• [Task to complete] Select all lines holding the word "location" from the entries that follow.

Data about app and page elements
- - -

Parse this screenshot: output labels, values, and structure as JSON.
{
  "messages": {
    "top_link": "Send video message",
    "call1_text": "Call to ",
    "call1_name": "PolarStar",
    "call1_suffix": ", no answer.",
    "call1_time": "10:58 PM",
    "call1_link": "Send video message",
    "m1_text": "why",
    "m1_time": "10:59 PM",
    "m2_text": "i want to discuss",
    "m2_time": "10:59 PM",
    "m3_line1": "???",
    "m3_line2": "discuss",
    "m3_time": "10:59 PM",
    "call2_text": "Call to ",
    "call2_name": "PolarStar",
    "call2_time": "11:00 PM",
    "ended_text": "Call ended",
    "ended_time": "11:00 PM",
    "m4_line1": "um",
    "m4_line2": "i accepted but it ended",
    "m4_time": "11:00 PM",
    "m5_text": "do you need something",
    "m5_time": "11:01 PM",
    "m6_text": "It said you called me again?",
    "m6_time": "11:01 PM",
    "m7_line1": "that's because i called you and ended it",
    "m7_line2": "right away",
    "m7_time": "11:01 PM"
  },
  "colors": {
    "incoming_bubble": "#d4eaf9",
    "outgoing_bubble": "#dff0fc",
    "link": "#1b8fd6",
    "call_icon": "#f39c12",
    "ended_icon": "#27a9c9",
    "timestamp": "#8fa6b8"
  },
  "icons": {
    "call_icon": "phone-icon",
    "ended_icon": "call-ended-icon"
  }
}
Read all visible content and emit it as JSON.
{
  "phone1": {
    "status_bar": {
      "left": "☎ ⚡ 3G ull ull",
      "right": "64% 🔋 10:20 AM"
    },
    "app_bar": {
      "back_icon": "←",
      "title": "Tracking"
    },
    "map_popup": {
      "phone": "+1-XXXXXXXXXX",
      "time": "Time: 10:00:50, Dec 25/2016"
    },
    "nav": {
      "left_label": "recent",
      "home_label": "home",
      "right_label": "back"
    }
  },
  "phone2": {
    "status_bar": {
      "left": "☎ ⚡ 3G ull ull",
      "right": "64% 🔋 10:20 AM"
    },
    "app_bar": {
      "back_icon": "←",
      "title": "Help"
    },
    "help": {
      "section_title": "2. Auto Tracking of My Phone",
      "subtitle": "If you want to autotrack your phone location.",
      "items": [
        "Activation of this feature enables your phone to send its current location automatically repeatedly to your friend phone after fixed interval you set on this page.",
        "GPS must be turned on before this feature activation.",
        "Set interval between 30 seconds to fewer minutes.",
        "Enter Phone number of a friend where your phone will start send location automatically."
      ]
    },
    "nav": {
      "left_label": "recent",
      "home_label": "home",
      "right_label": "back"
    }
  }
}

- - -

• [Result]
      "subtitle": "If you want to autotrack your phone location.",
        "Activation of this feature enables your phone to send its current location automatically repeatedly to your friend phone after fixed interval you set on this page.",
        "Enter Phone number of a friend where your phone will start send location automatically."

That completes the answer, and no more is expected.